Speaking to media on Friday, Joint Director of TB & Leprosy and State TB Officer Dr Padmaja Jogewar said that according to the Global TB Report 2018, an estimated 4.1 lakh people die of TB every year in India.
“The burden of suffering and economic loss caused by TB is an affront to our conscience despite the fact that it is a curable and preventable disease. The Central government has aimed to ‘End TB by 2025’. The National Strategic Plan (NSP) for Tuberculosis Elimination 2017 to 2025 lays out a roadmap for identifying the ‘missing million’ TB cases and averting the deaths due to the disease in India every year,” said Dr Jogewar.
She added the NSP lays out bold steps to move toward TB elimination, mandating notification of all TB cases, integrating the programme with general health services and expanding and streamlining diagnostics and multi-drug resistant-TB and TB-HIV services.

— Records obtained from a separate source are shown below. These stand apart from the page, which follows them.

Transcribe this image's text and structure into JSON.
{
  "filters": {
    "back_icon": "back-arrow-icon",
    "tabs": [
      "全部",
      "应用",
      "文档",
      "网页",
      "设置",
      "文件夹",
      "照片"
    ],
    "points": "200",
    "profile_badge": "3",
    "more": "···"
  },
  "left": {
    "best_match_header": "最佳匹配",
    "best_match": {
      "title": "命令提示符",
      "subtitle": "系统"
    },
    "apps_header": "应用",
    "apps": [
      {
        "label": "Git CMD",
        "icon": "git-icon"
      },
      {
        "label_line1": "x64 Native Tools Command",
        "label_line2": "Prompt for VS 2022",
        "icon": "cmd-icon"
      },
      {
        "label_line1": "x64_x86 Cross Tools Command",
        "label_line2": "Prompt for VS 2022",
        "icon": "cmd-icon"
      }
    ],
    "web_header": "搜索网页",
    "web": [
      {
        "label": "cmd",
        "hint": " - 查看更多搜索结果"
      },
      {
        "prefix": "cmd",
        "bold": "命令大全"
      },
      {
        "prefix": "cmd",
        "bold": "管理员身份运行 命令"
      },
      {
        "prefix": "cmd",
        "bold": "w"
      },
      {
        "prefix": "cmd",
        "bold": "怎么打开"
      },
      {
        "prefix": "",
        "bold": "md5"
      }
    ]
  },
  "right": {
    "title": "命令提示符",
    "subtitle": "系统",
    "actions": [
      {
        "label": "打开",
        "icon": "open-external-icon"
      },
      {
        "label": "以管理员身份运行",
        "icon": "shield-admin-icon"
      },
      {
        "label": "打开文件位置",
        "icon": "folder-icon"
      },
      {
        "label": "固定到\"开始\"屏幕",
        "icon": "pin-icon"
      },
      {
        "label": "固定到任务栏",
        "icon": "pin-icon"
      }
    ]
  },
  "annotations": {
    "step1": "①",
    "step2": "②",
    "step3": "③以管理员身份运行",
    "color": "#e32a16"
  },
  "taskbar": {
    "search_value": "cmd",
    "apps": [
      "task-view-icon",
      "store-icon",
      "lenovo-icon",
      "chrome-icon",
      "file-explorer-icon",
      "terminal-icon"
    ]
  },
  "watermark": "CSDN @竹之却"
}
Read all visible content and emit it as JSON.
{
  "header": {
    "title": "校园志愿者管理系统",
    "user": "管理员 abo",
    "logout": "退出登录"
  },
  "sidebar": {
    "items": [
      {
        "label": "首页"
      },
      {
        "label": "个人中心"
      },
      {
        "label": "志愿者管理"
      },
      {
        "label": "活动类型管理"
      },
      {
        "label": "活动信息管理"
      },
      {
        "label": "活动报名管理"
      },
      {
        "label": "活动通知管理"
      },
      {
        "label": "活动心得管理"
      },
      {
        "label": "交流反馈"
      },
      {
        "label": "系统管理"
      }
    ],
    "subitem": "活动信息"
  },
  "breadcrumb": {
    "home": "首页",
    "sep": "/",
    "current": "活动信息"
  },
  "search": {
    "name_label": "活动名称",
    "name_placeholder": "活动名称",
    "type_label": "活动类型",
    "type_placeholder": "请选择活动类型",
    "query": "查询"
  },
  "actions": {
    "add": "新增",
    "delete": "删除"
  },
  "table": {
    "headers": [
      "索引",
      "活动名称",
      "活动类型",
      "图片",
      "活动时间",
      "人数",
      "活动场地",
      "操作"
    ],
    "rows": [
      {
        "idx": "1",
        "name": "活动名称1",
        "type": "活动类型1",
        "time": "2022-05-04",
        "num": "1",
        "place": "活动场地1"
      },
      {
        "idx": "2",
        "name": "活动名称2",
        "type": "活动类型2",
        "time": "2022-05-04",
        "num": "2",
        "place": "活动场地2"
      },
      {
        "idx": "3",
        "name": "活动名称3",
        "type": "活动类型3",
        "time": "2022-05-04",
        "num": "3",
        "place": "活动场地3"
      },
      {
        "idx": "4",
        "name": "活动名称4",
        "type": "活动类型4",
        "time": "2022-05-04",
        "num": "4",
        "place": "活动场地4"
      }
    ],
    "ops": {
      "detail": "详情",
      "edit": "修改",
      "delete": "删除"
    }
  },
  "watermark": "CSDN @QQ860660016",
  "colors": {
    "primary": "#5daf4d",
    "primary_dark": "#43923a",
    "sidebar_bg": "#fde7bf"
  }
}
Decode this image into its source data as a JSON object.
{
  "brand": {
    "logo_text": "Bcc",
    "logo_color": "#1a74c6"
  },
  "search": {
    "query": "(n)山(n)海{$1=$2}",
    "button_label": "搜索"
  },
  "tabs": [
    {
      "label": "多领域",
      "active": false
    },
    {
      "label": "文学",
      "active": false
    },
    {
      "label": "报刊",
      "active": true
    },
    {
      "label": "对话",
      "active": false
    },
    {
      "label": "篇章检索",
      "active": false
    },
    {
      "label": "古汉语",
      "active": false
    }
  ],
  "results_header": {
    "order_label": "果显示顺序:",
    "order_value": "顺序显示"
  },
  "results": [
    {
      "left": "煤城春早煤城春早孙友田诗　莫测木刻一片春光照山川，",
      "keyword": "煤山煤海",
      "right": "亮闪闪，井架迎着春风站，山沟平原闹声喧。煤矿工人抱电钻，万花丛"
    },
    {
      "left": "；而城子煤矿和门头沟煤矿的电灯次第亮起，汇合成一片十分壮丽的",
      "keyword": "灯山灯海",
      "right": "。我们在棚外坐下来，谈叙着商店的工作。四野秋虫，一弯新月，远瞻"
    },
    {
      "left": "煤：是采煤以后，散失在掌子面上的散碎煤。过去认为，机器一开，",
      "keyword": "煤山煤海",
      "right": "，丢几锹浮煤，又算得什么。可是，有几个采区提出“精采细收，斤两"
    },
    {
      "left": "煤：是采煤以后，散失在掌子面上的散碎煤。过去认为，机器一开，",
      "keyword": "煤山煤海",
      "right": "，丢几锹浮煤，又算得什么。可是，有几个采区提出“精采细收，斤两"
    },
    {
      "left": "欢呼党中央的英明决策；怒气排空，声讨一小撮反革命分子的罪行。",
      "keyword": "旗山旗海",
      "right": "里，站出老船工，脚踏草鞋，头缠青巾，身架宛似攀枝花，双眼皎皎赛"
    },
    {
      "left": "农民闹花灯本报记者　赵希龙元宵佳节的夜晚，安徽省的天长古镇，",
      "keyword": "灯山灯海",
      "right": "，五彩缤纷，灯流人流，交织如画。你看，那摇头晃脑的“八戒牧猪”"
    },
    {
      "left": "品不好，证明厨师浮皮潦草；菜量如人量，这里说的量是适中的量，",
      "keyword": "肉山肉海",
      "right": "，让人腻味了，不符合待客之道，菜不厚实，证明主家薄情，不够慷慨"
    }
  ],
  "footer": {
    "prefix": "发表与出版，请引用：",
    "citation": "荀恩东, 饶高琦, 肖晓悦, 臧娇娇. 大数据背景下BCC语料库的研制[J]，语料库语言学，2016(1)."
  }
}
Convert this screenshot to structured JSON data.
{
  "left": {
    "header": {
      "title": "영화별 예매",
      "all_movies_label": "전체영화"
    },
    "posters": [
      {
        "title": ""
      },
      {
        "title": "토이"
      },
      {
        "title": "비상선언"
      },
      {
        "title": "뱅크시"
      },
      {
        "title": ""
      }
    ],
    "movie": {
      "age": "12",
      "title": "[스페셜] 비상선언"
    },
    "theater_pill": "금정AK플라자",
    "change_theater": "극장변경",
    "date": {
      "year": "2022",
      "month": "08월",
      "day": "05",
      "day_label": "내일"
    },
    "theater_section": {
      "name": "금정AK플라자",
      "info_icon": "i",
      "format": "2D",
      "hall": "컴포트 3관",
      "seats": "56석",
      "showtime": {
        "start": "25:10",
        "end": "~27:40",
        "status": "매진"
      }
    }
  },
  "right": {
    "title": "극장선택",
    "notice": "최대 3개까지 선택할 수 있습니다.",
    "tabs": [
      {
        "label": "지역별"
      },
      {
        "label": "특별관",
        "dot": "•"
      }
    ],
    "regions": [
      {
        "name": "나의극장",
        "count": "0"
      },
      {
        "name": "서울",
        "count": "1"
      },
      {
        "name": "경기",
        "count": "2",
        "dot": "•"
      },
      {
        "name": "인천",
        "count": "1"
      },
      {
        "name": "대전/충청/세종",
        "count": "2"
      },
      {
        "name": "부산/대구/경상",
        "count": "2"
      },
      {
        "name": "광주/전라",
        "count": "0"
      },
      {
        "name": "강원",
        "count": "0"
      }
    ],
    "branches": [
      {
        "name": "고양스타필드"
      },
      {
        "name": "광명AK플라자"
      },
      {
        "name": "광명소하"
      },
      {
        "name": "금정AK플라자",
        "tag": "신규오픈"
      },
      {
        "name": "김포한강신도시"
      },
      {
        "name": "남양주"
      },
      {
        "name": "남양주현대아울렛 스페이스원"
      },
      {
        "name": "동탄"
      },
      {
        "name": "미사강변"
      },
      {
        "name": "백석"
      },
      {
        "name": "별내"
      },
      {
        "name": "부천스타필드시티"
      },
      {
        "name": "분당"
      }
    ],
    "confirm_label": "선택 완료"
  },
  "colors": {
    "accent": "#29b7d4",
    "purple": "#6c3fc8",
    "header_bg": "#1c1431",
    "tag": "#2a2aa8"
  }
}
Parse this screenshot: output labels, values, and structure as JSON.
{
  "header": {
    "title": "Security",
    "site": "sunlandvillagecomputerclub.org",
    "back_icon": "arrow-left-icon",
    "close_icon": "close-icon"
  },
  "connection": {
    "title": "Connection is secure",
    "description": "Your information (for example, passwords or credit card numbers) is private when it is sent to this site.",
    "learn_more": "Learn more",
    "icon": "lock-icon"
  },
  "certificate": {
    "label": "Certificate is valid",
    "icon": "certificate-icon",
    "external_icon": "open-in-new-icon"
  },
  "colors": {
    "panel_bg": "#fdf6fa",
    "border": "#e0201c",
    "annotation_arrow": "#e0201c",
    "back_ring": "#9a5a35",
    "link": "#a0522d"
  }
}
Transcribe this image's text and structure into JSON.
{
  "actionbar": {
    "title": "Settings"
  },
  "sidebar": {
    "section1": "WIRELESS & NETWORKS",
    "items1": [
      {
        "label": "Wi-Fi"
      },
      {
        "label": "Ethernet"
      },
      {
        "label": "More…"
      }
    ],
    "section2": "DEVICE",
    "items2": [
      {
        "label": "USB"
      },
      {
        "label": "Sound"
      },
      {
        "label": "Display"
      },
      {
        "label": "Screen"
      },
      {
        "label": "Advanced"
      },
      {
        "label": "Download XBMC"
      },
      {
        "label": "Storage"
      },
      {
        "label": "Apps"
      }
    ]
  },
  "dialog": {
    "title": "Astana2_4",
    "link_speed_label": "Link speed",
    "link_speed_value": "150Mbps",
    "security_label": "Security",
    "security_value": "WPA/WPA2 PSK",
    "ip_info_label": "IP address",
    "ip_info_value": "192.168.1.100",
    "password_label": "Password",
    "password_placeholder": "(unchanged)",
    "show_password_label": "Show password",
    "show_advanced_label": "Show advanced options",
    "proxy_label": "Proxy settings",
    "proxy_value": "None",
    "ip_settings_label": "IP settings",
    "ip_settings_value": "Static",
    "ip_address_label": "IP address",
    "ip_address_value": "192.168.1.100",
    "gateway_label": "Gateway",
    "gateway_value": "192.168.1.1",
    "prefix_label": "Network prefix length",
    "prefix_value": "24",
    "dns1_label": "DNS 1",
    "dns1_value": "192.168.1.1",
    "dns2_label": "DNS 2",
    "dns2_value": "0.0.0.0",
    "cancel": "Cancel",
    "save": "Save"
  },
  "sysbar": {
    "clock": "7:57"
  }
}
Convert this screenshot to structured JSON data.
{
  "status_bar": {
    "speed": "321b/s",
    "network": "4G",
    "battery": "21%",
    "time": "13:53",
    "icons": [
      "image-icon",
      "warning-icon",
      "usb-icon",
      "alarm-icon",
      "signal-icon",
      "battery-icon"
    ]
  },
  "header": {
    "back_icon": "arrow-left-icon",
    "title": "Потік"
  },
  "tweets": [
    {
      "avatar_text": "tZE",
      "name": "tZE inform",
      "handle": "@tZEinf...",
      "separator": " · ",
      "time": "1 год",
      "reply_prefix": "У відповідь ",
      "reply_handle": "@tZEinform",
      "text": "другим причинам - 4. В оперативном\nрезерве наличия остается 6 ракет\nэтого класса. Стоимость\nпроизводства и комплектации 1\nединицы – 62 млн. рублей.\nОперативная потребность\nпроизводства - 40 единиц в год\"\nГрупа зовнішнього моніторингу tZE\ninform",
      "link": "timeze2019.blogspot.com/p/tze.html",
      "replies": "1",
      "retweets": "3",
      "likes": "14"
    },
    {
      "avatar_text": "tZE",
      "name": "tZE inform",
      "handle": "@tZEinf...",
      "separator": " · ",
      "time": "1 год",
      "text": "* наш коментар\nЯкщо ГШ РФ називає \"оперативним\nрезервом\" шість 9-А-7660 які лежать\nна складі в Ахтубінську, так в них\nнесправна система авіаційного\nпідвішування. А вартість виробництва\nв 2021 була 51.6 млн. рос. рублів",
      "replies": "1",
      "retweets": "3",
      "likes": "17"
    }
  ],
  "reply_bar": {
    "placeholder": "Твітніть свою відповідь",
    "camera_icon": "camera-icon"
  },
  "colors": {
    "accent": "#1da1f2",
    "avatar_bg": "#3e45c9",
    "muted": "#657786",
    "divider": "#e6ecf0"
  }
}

“Maharashtra is the second most populous state in the country and was the first large state to be fully covered under the Revised National TB Control Program (RNTCP) in 2003. The State has 79 reporting units, three state TB training and demonstration centres, three state drug stores, 517 sub-district units (TU), 1,520 designated microscopy centres and over 30,000 treatment support centres, all testimony to the commitment of the State government to fight TB,” said Dr Jogewar.
“Many patients take treatment from private doctors. So, they do not get the benefit provided by the government,” said Dr Jogewar.
Speaking during the interaction, Professor of Pulmonary Medicine at the DY Patil Medical College and Senior Pulmonologist from Pimpri Chinchwad Dr Tushar Sahasrabudhe said that the private and public sectors together can help patients get better services.
“With both sectors working together, there will be compulsory TB notification from the private sector. Hence, the actual prevalence of TB can be highlighted. Private players can update their knowledge with the help of government plans,” said Dr Sahasrabudhe.
He said the private sector can also contribute to patients, who expect confidentiality due to social stigma. “A lot of patients need personal attention and counselling for managing family issues, managing co-morbidities, availability round the clock and reachability can cater for a larger population.”